One of the reasons Belichick has maintained and rebuilt on the fly is in part due to Brady being in place and willing to take short money to have a supporting cast to win, but it’s also in part because he cut and traded players a year too early when they could no longer play how he needed them to play. Why wouldn’t that extend to Brady?
As for Newton landing in New England out of desperation, the evidence does not support the claim. He had options, but none were as alluring as New England. He could have been a fit in Chicago had the Bears been willing to completely cut ties with Mitch Trubisky. They weren’t. Instead, they brought in a bipolar performer in Nick Foles who can be great and can be awful.
Which Foles are they getting? The guy who threw 27 touchdowns and 2 interceptions in 2013 and won a Super Bowl after Carson Wentz’s injury nearly demolished the Philadelphia Eagles’ Super Bowl dreams? The guy who twice signed massive contracts with the St. Louis Rams and Jacksonville Jaguars as those teams thought they were getting the good Foles and each ended up discarding him after a year?
The Bears want Trubisky to succeed.

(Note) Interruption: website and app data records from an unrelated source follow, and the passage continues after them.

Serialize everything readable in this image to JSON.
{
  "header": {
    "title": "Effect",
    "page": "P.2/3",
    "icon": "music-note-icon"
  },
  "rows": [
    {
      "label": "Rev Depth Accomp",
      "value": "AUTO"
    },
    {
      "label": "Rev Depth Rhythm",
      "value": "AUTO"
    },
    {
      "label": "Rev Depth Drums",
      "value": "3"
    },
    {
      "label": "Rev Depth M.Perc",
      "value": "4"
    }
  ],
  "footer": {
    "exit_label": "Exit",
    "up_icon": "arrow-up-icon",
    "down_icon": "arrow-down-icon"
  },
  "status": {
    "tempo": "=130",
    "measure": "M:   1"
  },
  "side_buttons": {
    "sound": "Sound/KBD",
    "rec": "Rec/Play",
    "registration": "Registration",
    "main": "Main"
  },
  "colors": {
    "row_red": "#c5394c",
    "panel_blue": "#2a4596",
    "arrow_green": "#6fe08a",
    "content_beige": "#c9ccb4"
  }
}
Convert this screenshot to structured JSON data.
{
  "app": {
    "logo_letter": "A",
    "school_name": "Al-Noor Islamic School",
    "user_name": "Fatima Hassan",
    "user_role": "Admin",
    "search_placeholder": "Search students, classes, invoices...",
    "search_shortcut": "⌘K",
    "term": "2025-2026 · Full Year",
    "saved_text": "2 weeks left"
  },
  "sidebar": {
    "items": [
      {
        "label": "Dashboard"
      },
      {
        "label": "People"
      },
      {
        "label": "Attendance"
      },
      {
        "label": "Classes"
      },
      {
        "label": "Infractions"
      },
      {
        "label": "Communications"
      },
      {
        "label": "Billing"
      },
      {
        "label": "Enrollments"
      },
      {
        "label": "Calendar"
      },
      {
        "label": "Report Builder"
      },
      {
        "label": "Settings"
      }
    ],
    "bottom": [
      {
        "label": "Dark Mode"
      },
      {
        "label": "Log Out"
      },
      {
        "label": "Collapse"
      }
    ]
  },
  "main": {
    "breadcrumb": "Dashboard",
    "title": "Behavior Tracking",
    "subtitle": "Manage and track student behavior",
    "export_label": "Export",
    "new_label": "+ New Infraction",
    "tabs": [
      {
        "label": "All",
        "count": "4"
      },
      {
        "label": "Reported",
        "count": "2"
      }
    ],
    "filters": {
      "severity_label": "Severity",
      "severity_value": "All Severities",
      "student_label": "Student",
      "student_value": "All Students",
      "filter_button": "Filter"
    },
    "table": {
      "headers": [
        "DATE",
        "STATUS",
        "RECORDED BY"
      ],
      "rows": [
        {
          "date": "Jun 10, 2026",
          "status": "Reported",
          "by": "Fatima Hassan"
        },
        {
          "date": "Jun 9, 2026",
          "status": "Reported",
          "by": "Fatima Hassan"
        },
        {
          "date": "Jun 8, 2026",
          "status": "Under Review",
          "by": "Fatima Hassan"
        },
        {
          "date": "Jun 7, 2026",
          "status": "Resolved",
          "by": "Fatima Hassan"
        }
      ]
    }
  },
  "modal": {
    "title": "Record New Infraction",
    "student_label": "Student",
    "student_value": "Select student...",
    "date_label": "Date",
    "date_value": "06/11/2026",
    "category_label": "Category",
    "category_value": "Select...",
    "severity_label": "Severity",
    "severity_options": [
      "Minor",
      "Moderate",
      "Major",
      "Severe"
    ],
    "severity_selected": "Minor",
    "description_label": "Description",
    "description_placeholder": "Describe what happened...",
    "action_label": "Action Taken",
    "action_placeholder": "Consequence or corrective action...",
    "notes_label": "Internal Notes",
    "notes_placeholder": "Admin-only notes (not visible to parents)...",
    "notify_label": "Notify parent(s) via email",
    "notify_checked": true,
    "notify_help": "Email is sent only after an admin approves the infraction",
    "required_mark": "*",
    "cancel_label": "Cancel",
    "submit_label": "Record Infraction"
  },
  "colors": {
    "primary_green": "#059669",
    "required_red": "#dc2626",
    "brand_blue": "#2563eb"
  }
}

Signing Newton would have been a sign a true quarterback battle was set to take place – one that Trubisky probably loses; signing Foles signals an intention that Trubisky will be the quarterback with Foles the safety net.
Newton’s former team, the Carolina Panthers needed a quarterback and could have reconciled with him, but the relationship had run its course. Maybe Washington was a possibility with his former coach Ron Rivera if they were not ready to go with Dwayne Haskins fulltime. Given the state of that team on and off the field, who wants to go there?
Where was Newton going to go to get the opportunity he’s going to receive in New England?
Newton’s resume and reputation did not dictate he accept any job available even if it meant being a “mentor” or “caddy” for someone who is clearly inferior to him. Maybe that would have happened had he not signed with the Patriots; had the Patriots not pursued him. Mutual interest, mutual benefit, mutual reward.
Newton was bestowed with a level of talent that few in the NFL have. It’s been hit or miss in executing it, but it’s there. The clothesline throws, the massive size, the speed – Newton maintains these same attributes that made him the first overall pick and won him the MVP.
Thinking he won’t adhere to the Belichick rules is preposterous. He was never a “problem” in Carolina. In the context of the NFL and the behaviors that many players indulge in, Newton making a silly comment every on occasion, complaining about his contract or even his Roger Stone-like sartorial style is kid-friendly. His teammates emphatically defended him. Even if he had been an attitude problem, Belichick has reined in talented players like Randy Moss who were unruly in previous stops because they were aware that he wouldn’t tolerate any nonsense and they could replenish their reputations to make more money in the future in New England or elsewhere.
Yes, there were players like that who were signed and did not fall in line like Albert Haynesworth, but they gave him the shot and cut him when it failed.
This union between player and team was not borne of desperation. It’s self-serving condescension to imply that Newton was relegated to debasing himself with a competition against Stidham and taking short money for New England when he should have no problem winning the starting job and he will make his money if he performs. He went to New England because that’s the best spot for him. It’s hard to argue with the logic behind it for the team and the player.